School of The Woods

Read by Maggie Travers

(4.6 stars; 15 reviews)

Some Life Studies of Animal Instincts and Animal Training

This is the third book in the Wood Folk series by William J. Long, where he masterfully recreates animal life studies he observed while in the woods. He writes of the secrets of animals and birds while using their lovely, Milicete Indian names, such as Meeko and Mooween. - Summary by Maggie Travers (3 hr 44 min)


On the Way to School 22:54 Read by Maggie Travers
What the Fawns Must Know 13:35 Read by Maggie Travers
A Cry in the Night 27:16 Read by Maggie Travers
Ismaques the Fishhawk 24:06 Read by Maggie Travers
A School for Little Fishermen 15:02 Read by Maggie Travers
The Partridges' Roll Call 23:06 Read by Maggie Travers
When You Meet a Bear 23:38 Read by Maggie Travers
Quoskh the Keen Eyed Part 1 26:48 Read by Maggie Travers
Quoskh the Keen Eyed Part 2 25:25 Read by Maggie Travers
Unk Wunk the Porcupine 18:21 Read by Maggie Travers
A Lazy Fellow's Fun 13:02 Read by Maggie Travers
Umquenawis the Mighty 34:21 Read by Maggie Travers
At the Sound of the Trumpet 15:45 Read by Maggie Travers
The Gladsome Life 35:04 Read by Maggie Travers
How the Animals Die 17:14 Read by Maggie Travers

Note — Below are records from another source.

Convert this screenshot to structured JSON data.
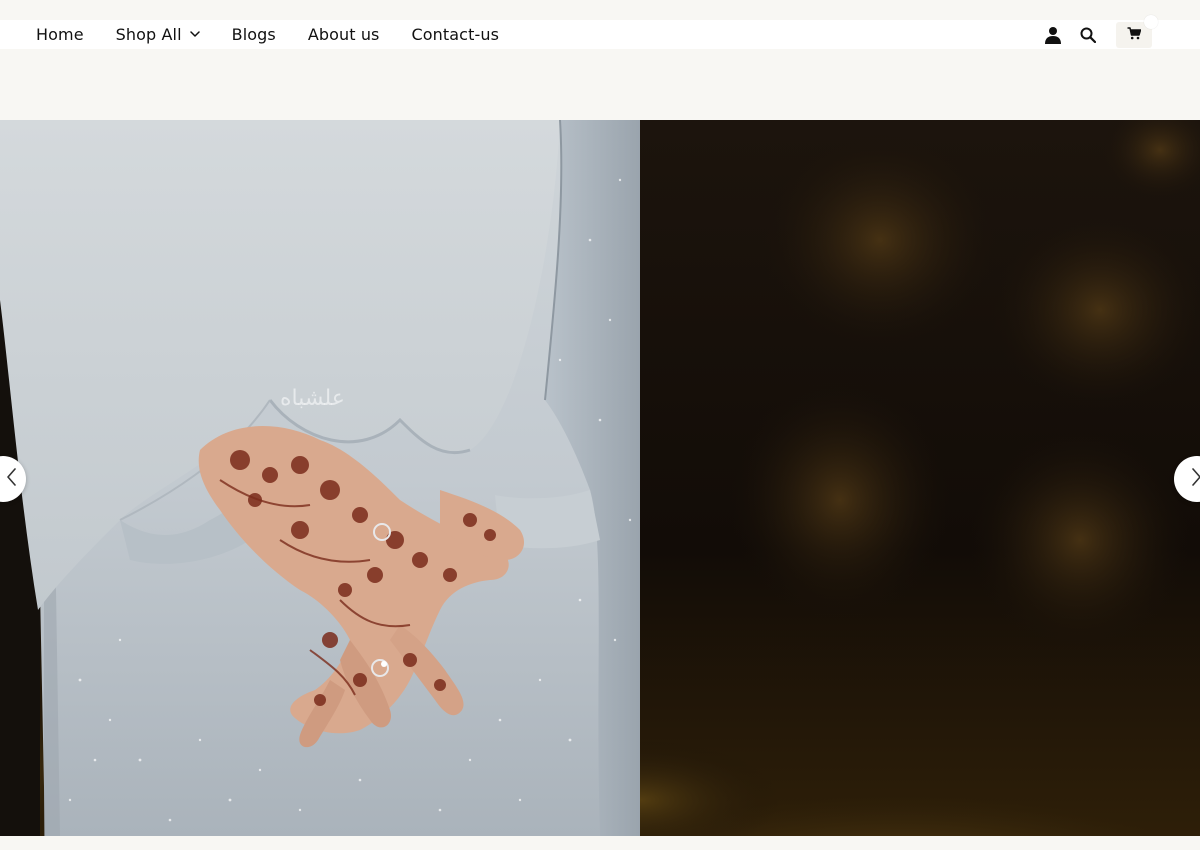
{
  "nav": {
    "items": [
      {
        "label": "Home"
      },
      {
        "label": "Shop All",
        "has_dropdown": true
      },
      {
        "label": "Blogs"
      },
      {
        "label": "About us"
      },
      {
        "label": "Contact-us"
      }
    ],
    "icons": [
      "account-icon",
      "search-icon",
      "cart-icon"
    ]
  },
  "hero": {
    "watermark": "علشباه",
    "prev_icon": "chevron-left-icon",
    "next_icon": "chevron-right-icon"
  },
  "colors": {
    "page_bg": "#f8f7f3",
    "nav_bg": "#ffffff",
    "text": "#111111",
    "hero_dark": "#150f0a",
    "gown": "#c9d0d6"
  }
}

(5 stars)

"To the wild creature obedience is everything. It is the deep, unconscious tribute of ignorance to wisdom, of weakness to power. All the wilderness mothers, from partridge to panther, seize upon this and through long summer days and quiet starlit nights train and train it, till the young, profiting by their instinct of obedience, grow wise and strong by careful teaching. This, in a word, seems to me to be the whole secret of animal life. And one who watches the process with sympathetic eyes—this mother fishhawk, overcoming the young birds' natural instinct for hunting the woods, and teaching them the better mysteries of going a-fishing; this mother otter, teaching her young their first confidence in the water, which they naturally distrust, and then how to swim deep and silent...these interesting little wild kindergartens are, emphatically, happy gatherings. The more I watch them, teachers and pupils, the more I long for some measure of their freedom, their strength of play, their joyfulness. This is the great lesson which a man soon learns, with open eyes and heart, in the school of woods"

well read

(3 stars)

gentle tale of the writers time in the woods watching and interacting with the wildlife. not sure I approve of some of his adventures, but love of wildlife comes through in his words. The reader has clear voice and brought the woods to life. I look forward to hearing more of her.